And it’s not just the limitations of data insight that challenge the creation of culture – media developments do too. Take the whole premise of addressable – if different family members are seeing different ads in different rooms even when watching the same show, there’s no way a mass "did you see that?" moment can result.
For clients, the choice of which sorts of marketing companies they want to work with is really one of risk and reward. Working to create culture is a big risk. It’s very easy to fail, to waste money and look silly. But, equally, it’s the only way to create stellar returns, transforming businesses and brands. The IPA analysis is very clear that "fame" campaigns drive the biggest profits. The agencies that create culture are therefore the marketing hedge funds – high on risk but with the possibility of market-beating returns.
The agencies focusing on collateral are the pension funds. They are steady and safe. They set out to optimise incremental returns and minimise risks.
So there will be two different models based on two different ambitions and two different attitudes to risk and reward. Most clients will like to have a roster that features both – a large integrated, low-cost, collateral engine, with a smaller culture rocket strapped to it. I expect these will come from different groups to manage the associated procurement requirements. After all, the best investors have a balanced portfolio of hedge and pension funds working on their behalf.

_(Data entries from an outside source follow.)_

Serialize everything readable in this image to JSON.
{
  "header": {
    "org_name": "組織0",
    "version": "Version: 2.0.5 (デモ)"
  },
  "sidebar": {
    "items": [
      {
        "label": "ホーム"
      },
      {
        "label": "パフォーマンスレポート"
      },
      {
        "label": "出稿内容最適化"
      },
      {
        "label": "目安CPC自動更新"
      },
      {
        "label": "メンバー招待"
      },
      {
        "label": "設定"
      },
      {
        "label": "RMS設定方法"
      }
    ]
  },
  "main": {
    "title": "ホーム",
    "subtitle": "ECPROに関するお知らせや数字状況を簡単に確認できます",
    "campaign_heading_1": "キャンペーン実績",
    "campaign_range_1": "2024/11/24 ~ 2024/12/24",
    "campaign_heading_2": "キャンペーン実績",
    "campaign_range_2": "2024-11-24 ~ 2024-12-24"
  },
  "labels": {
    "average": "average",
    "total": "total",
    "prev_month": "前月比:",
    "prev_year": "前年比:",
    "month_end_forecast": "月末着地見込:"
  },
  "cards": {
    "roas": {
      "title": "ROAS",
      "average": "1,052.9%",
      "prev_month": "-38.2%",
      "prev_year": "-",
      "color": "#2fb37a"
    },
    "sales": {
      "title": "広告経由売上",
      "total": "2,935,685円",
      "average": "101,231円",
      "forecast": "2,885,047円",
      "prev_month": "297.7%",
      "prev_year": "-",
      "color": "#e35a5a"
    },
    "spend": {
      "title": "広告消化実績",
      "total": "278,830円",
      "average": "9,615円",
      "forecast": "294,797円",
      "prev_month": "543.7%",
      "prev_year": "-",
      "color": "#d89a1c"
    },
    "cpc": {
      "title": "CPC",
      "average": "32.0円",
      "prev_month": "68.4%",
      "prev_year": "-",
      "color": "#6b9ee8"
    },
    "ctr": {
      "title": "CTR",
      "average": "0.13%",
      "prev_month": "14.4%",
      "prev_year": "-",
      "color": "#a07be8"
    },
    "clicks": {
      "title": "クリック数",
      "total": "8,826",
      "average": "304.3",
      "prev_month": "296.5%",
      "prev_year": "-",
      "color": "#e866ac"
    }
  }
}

Despite being more attuned to the culture approach, I admire the emerging collateral model and, in the short term, there is clearly money in it. But I do fear for its long-term future. My belief is that it is the collateral area that the management consultants will most easily move in on. The competitive set will be the Accentures and Bains that are buying ad agencies so they can create their own collateral for their clients, built on unparalleled access to data and a wealth of smarts skilled at using it. It will be hard for marketing service agencies to compete here. Sorrell himself says WPP is the only group to have "first data", not just third-party data, but how does that competitive advantage stand versus the "Masters of the Universe" and their data capabilities?
And that will leave the culture agencies, doing the things that make no sense to the data guys but that can occasionally change the game. The data says eight out of ten dogs like lying in front of the fire, not bouncing on trampolines.
David Golding is the co-founder and group chief strategy officer of Adam & Eve/DDB